To create a JSON payload in C# is very simple, just format a string carefully, escaping the " and you'll be fine..

protected void btnCallService_Clicked(object sender, EventArgs args)
{
   ASCIIEncoding enc = new ASCIIEncoding();
   string employeeID = txtJsonEmpID.Text;
   string firstName = txtJsonFirstName.Text;
   string lastName = txtJsonLastName.Text;           
   string datatext = "{\"EmployeeID\":{0}, \"FirstName\":\"{1}\"  , \"LastName\":\"{2}\" }";
        
   datatext = datatext.Replace("{0}", employeeID)
                      .Replace("{1}",firstName)
                      .Replace("{2}", lastName);
               
   byte[] data = enc.GetBytes(datatext);

   WebRequest request = HttpWebRequest.Create("http://localhost/DemoWCF/Service.svc/CallJason");
   request.Method = "POST";
   request.ContentType = "application/json";
   request.ContentLength = data.Length;
   
   Stream datasteam = request.GetRequestStream();
   datasteam.Write(data, 0, data.Length);
   datasteam.Close();
   WebResponse response = request.GetResponse();
}

 

Ok, now unfortunately one of the new Employees didn't leave good comments in SVN and el# got a bit upset when he had a look at the logs. So let's fire the guy, tough choice yes, but then also we need to demo a programmatic HTTP DELETE.

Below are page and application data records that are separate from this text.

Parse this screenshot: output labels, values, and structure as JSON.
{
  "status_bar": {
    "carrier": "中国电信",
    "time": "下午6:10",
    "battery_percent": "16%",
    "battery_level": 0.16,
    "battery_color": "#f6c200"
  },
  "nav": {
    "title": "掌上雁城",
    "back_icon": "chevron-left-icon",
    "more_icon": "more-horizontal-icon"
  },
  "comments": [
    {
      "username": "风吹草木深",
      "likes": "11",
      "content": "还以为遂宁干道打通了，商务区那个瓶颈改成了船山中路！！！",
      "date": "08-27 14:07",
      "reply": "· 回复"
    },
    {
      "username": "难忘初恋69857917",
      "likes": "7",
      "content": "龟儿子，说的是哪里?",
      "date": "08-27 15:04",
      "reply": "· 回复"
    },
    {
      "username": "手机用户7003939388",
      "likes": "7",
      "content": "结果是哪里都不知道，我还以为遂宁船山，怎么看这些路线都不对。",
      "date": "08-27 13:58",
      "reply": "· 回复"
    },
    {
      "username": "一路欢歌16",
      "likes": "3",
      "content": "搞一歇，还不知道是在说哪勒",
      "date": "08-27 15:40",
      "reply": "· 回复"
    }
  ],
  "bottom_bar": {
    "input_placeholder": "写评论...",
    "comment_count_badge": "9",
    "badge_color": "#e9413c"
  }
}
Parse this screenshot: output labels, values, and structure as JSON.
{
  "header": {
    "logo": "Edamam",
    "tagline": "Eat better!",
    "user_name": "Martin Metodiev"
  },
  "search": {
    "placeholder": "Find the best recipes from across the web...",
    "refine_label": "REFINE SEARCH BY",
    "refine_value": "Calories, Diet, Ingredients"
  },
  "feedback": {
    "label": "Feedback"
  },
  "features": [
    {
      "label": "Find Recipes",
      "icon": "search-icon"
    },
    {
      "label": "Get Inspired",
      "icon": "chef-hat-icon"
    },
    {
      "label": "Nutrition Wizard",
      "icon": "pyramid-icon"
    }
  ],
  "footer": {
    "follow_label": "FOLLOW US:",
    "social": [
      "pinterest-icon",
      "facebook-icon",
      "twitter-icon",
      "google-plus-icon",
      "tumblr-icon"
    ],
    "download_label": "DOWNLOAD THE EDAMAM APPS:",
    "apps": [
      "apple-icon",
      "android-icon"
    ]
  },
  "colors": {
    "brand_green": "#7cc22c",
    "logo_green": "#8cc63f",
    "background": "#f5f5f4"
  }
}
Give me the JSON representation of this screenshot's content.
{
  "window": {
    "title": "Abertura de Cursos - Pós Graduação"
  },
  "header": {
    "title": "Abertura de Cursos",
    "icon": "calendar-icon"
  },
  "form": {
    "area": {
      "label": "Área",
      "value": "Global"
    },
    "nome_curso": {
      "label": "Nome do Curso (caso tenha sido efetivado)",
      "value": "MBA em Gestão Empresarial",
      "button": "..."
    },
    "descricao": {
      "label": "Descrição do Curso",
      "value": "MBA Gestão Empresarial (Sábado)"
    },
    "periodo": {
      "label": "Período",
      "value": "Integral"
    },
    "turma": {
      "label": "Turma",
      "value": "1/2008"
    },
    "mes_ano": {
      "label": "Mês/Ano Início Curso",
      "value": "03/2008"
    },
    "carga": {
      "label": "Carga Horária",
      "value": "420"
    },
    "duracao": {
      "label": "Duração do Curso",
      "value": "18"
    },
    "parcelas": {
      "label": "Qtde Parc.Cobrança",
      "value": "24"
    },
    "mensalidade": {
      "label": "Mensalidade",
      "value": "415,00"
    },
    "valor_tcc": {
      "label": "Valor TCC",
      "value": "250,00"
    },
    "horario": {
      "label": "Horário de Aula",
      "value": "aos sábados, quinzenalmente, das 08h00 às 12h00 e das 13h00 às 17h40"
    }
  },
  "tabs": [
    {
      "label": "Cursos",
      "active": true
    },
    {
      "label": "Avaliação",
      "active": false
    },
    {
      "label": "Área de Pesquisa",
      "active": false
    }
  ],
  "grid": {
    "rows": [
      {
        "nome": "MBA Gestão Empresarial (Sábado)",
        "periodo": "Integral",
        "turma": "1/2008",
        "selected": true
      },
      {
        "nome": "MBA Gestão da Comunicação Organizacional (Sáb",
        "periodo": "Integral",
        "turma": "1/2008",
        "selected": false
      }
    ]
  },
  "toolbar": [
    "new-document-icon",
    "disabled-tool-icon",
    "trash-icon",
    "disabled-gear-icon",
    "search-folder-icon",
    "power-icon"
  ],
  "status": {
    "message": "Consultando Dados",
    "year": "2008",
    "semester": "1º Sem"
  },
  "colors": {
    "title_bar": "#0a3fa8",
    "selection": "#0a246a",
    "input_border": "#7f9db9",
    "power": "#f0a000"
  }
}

part2_3 

Simple contract...I just specify the request format, the response format and the method that my client will be using..

 
[OperationContract]
[WebInvoke(BodyStyle = WebMessageBodyStyle.Wrapped,
    RequestFormat = WebMessageFormat.Json,
    ResponseFormat = WebMessageFormat.Json,
    UriTemplate = "/FireEmployee",
    Method="DELETE" )]
void FireEmployee(int EmployeeID);

Implementation is dead simple...this has got nothing to do with WCF, but I just post it here for completeness.

public void FireEmployee(int EmployeeID)
{
    NorthwindDataContext ctx = new NorthwindDataContext();
    Employee emp = ctx.Employees.Where(e => e.EmployeeID == EmployeeID).Single();
    ctx.Employees.DeleteOnSubmit(emp);
    ctx.SubmitChanges();  
}  

Calling using JavaScript is v. simple too..

function fireTheGuy()
{
    var employeeID  =  document.getElementById('txtToDeleteEmployeeID').value;
    var xmlHttp = new XMLHttpRequest();            
          
    // Create result handler 
    xmlHttp.onreadystatechange=function()
    {
        if(xmlHttp.readyState == 4)
        {
          document.getElementById("result").value = xmlHttp.responseText;
        }
    }
            
    // void CreateEmployee(string FirstName, string LastName);
    var url = "Service.svc/FireEmployee";
    var body = ' { "EmployeeID": ' +  employeeID + ' }';
            
    //Send the Http Request
    xmlHttp.open("DELETE", url, true);
    xmlHttp.setRequestHeader("Content-type", "application/json");
    xmlHttp.send(body);       
}
 

And trust me, it works like a charm.

Next post I would like to return complex types back to the client, as in Employee's objects etc..

 

1 comment:

Denny Ferrassoli said...

Thank you, thank you! I've been searching for hours for an example like this!